The performance of a multi-user multiple-input multiple-output (MIMO) system is mainly determined by the correlation of user channels. Applying channel models without spatial correlation or spatially inconsistent channel models for performance analysis leads to an under-estimation of spatial correlation and therefore to overly optimistic system performance. This is especially pronounced when the wireless channel is modeled as i.i.d. Rayleigh fading for users in a rich scattering environment, for example, for indoor users. To analyze the spatial channel correlation in massive MIMO systems, we performed wireless channel measurements in three different scenarios. In each scenario, we measure 148 receiver positions, spread over a length of almost 9m. Since the wireless channel statistics change with receiver position, we perform a stationarity analysis. We provide a statistical analysis of the measured channel in terms of amplitude distribution and user-side spatial correlation within the region of stationarity. This analysis shows that, even for a deep-indoor user location, the spatial correlation is significantly higher compared to a Rician channel model with the same K factor. We model the measured channel by means of a Rician channel model and a spatially consistent channel model, which is based on the scenario geometry, to provide an insight for the observed propagation phenomena. Results show that the user correlation is not negligible for massive MIMO in outdoor-to-indoor scenarios. The achievable spectral efficiency with linear precoding is 20% lower compared to the Rician channel model, even for large inter-user distances of 6m.

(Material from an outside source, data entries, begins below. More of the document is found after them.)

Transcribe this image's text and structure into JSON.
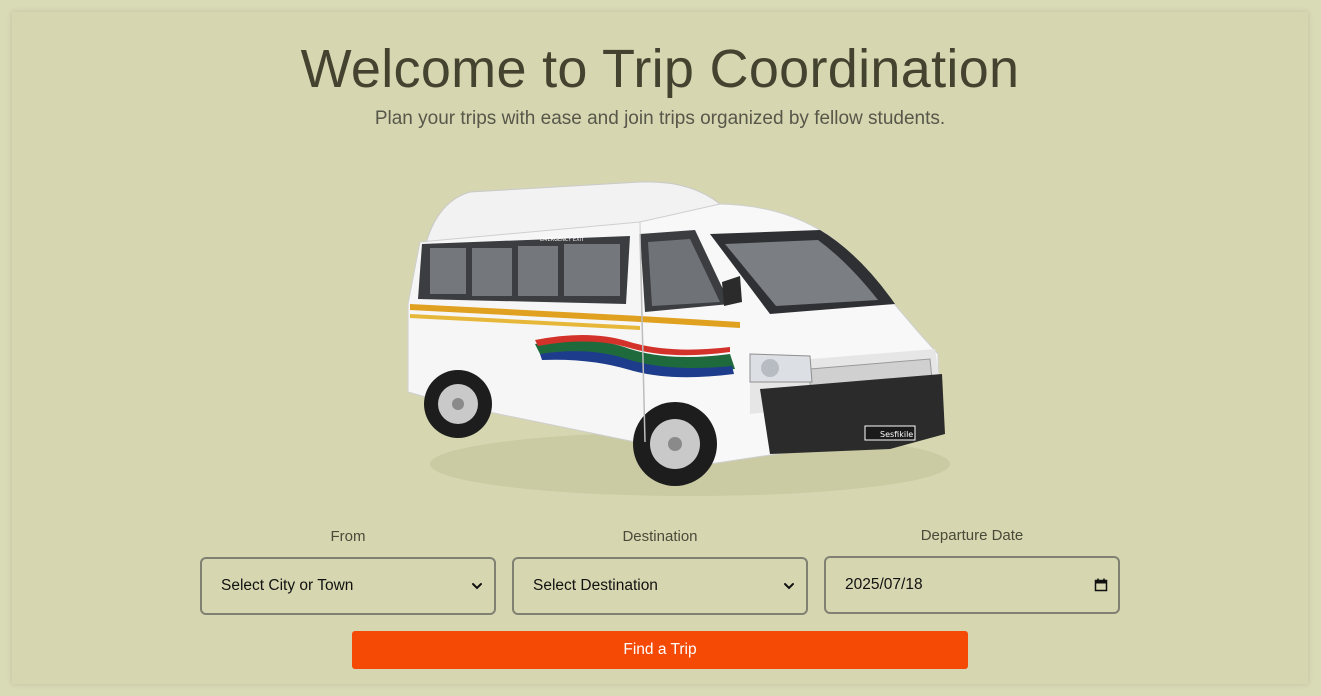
{
  "header": {
    "title": "Welcome to Trip Coordination",
    "subtitle": "Plan your trips with ease and join trips organized by fellow students."
  },
  "hero_image": {
    "subject": "white minibus taxi",
    "text": {
      "emergency_exit": "EMERGENCY EXIT",
      "badge": "Sesfikile"
    }
  },
  "form": {
    "from": {
      "label": "From",
      "value": "Select City or Town"
    },
    "destination": {
      "label": "Destination",
      "value": "Select Destination"
    },
    "departure_date": {
      "label": "Departure Date",
      "value": "2025/07/18"
    },
    "submit_label": "Find a Trip"
  },
  "icons": {
    "select_arrow": "chevron-down-icon",
    "date_picker": "calendar-icon"
  },
  "colors": {
    "page_background": "#d6d7b0",
    "primary_button": "#f44a05",
    "title_text": "#434330"
  }
}
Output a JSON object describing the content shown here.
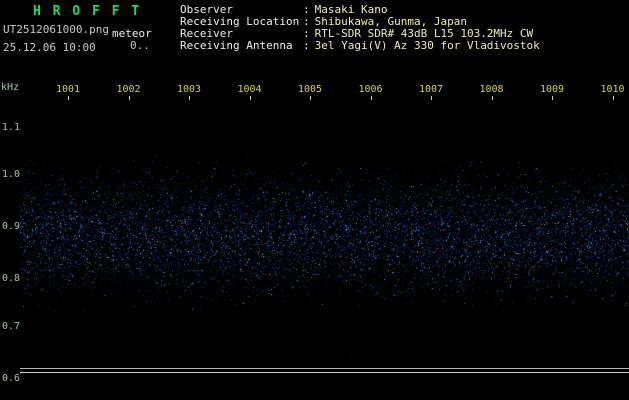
{
  "header": {
    "title": "H R O F F T",
    "filename": "UT2512061000.png",
    "mode_label": "meteor",
    "timestamp": "25.12.06 10:00",
    "dots": "0.."
  },
  "station": {
    "separator": ":",
    "rows": [
      {
        "label": "Observer",
        "value": "Masaki Kano"
      },
      {
        "label": "Receiving Location",
        "value": "Shibukawa, Gunma, Japan"
      },
      {
        "label": "Receiver",
        "value": "RTL-SDR SDR# 43dB L15 103.2MHz CW"
      },
      {
        "label": "Receiving Antenna",
        "value": "3el Yagi(V) Az 330 for Vladivostok"
      }
    ]
  },
  "colors": {
    "bg": "#000000",
    "title-green": "#22d966",
    "bright-white": "#efefef",
    "dim-white": "#c9c9c9",
    "value-yellow": "#eeeebb",
    "axis-label": "#a9c3a9",
    "axis-yellow": "#d3d35a",
    "tick": "#cfcfcf",
    "trace-upper": "#b5b5b5",
    "trace-lower": "#d0d0d0"
  },
  "chart_data": {
    "type": "heatmap",
    "x_tick_labels": [
      "1001",
      "1002",
      "1003",
      "1004",
      "1005",
      "1006",
      "1007",
      "1008",
      "1009",
      "1010"
    ],
    "y_unit": "kHz",
    "y_tick_labels": [
      "1.1",
      "1.0",
      "0.9",
      "0.8",
      "0.7",
      "0.6"
    ],
    "y_range_khz": [
      0.55,
      1.17
    ],
    "meteor_echoes": [],
    "signal_level_trace": "flat",
    "noise_band": {
      "center_khz": 0.885,
      "sigma_khz": 0.055,
      "dot_count": 20000,
      "sparse_count": 400,
      "palette": [
        "#081233",
        "#0d1f52",
        "#123070",
        "#1d4aa0",
        "#3a66c8",
        "#6f97e8",
        "#aac4ff"
      ]
    }
  }
}
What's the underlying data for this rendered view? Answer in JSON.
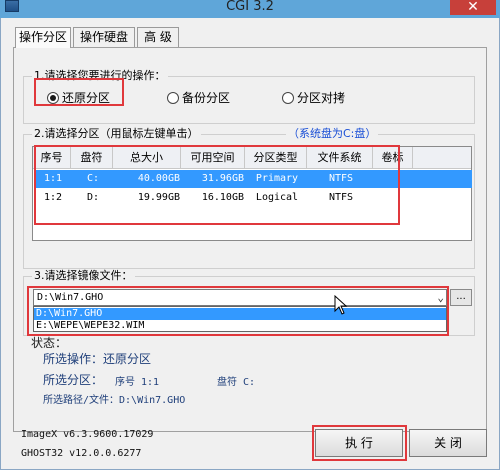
{
  "window": {
    "title": "CGI 3.2",
    "close_glyph": "✕"
  },
  "tabs": [
    {
      "label": "操作分区"
    },
    {
      "label": "操作硬盘"
    },
    {
      "label": "高 级"
    }
  ],
  "operation": {
    "label": "1.请选择您要进行的操作：",
    "options": [
      {
        "label": "还原分区",
        "checked": true
      },
      {
        "label": "备份分区",
        "checked": false
      },
      {
        "label": "分区对拷",
        "checked": false
      }
    ]
  },
  "partition": {
    "label": "2.请选择分区（用鼠标左键单击）",
    "system_disk_note": "（系统盘为C:盘）",
    "columns": [
      "序号",
      "盘符",
      "总大小",
      "可用空间",
      "分区类型",
      "文件系统",
      "卷标"
    ],
    "rows": [
      {
        "cells": [
          "1:1",
          "C:",
          "40.00GB",
          "31.96GB",
          "Primary",
          "NTFS",
          ""
        ],
        "selected": true
      },
      {
        "cells": [
          "1:2",
          "D:",
          "19.99GB",
          "16.10GB",
          "Logical",
          "NTFS",
          ""
        ],
        "selected": false
      }
    ]
  },
  "image": {
    "label": "3.请选择镜像文件：",
    "combo_value": "D:\\Win7.GHO",
    "browse_label": "...",
    "dropdown_items": [
      {
        "label": "D:\\Win7.GHO",
        "selected": true
      },
      {
        "label": "E:\\WEPE\\WEPE32.WIM",
        "selected": false
      }
    ]
  },
  "status": {
    "label": "状态：",
    "operation_line": "所选操作：还原分区",
    "partition_prefix": "所选分区：",
    "partition_index_label": "序号 1:1",
    "partition_drive_label": "盘符 C:",
    "path_line": "所选路径/文件：D:\\Win7.GHO"
  },
  "versions": {
    "imagex": "ImageX v6.3.9600.17029",
    "ghost": "GHOST32 v12.0.0.6277"
  },
  "buttons": {
    "execute": "执 行",
    "close": "关 闭"
  },
  "colors": {
    "selection": "#3399ff",
    "highlight_box": "#e0383c",
    "link_blue": "#1a4fd6"
  }
}
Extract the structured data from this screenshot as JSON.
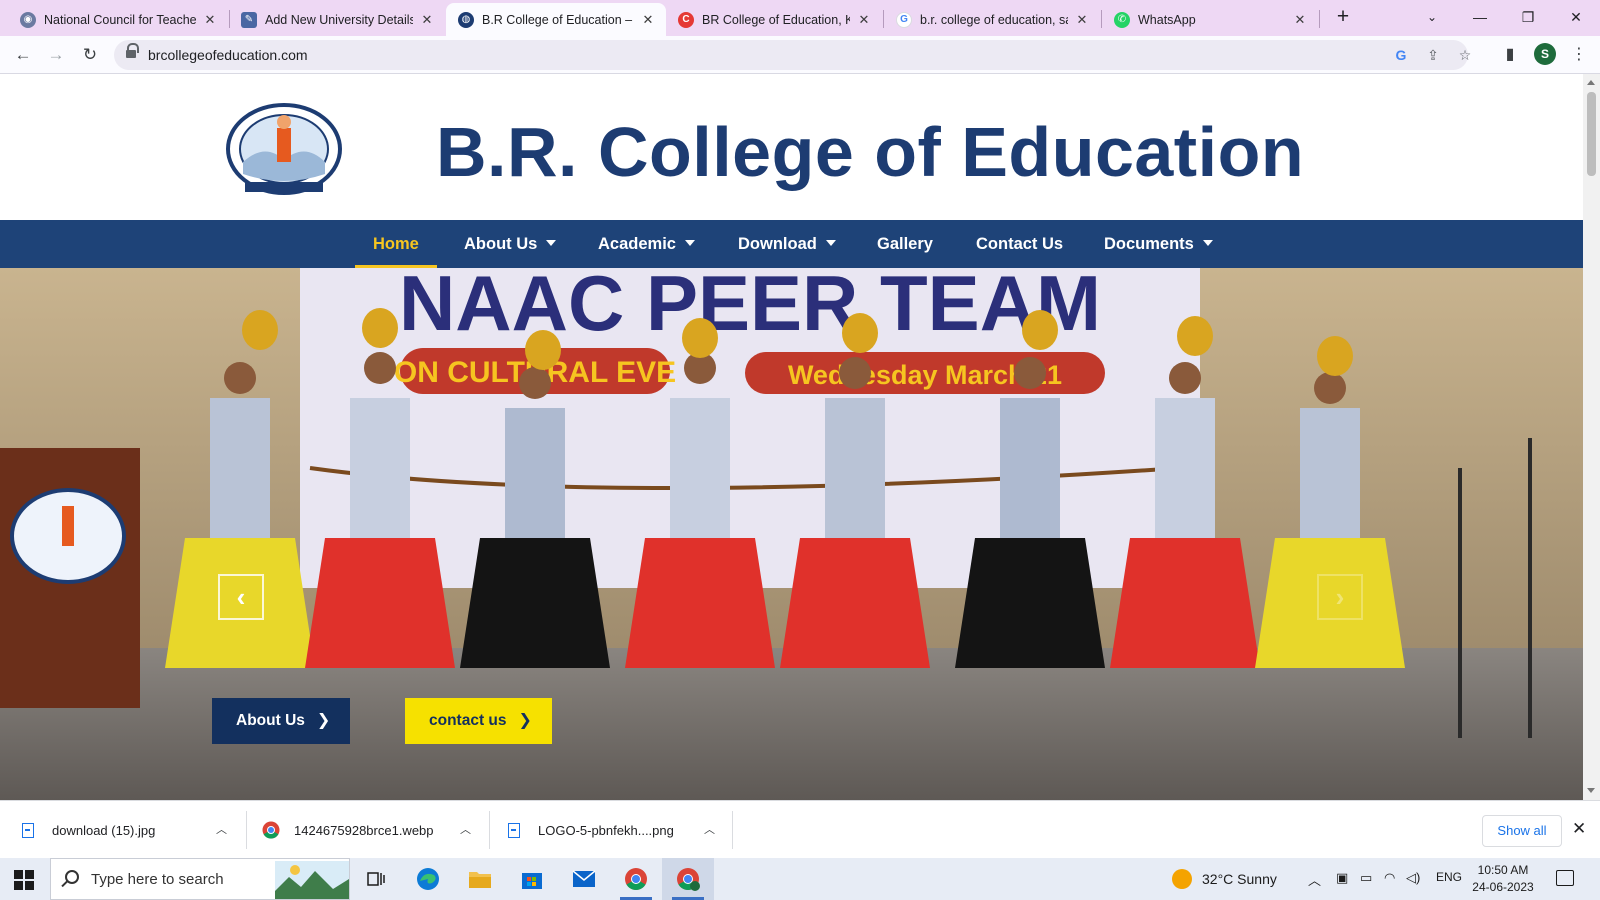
{
  "browser": {
    "tabs": [
      {
        "title": "National Council for Teacher",
        "favicon": "ncte-icon",
        "color": "#6b7aa1"
      },
      {
        "title": "Add New University Details",
        "favicon": "form-icon",
        "color": "#4a67a3"
      },
      {
        "title": "B.R College of Education – K",
        "favicon": "college-logo-icon",
        "color": "#1d3c72",
        "active": true
      },
      {
        "title": "BR College of Education, Ku",
        "favicon": "red-c-icon",
        "color": "#e53935"
      },
      {
        "title": "b.r. college of education, sa",
        "favicon": "google-icon",
        "color": "#4285f4"
      },
      {
        "title": "WhatsApp",
        "favicon": "whatsapp-icon",
        "color": "#25d366"
      }
    ],
    "url": "brcollegeofeducation.com",
    "profile_initial": "S"
  },
  "site": {
    "title": "B.R. College of Education",
    "logo_text_top": "B.R. COLLEGE OF EDUCATION",
    "logo_text_bottom": "ENLIGHTEN THE UNIVERSE",
    "menu": [
      {
        "label": "Home",
        "active": true,
        "dropdown": false
      },
      {
        "label": "About Us",
        "dropdown": true
      },
      {
        "label": "Academic",
        "dropdown": true
      },
      {
        "label": "Download",
        "dropdown": true
      },
      {
        "label": "Gallery",
        "dropdown": false
      },
      {
        "label": "Contact Us",
        "dropdown": false
      },
      {
        "label": "Documents",
        "dropdown": true
      }
    ],
    "hero": {
      "banner_line1": "NAAC PEER TEAM",
      "banner_line2": "ON CULTURAL EVE",
      "banner_date": "Wednesday March 21",
      "buttons": [
        {
          "label": "About Us"
        },
        {
          "label": "contact us"
        }
      ]
    },
    "colors": {
      "brand_blue": "#1e4378",
      "accent_yellow": "#f6c520",
      "title_blue": "#1d3c72"
    }
  },
  "downloads": {
    "items": [
      {
        "name": "download (15).jpg",
        "icon": "file-icon"
      },
      {
        "name": "1424675928brce1.webp",
        "icon": "chrome-icon"
      },
      {
        "name": "LOGO-5-pbnfekh....png",
        "icon": "file-icon"
      }
    ],
    "show_all": "Show all"
  },
  "taskbar": {
    "search_placeholder": "Type here to search",
    "weather": "32°C  Sunny",
    "lang": "ENG",
    "time": "10:50 AM",
    "date": "24-06-2023"
  }
}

|Original language||German (Austria)|
|Number of pages||14|
|Publication status||Published - 1 Jan 2020|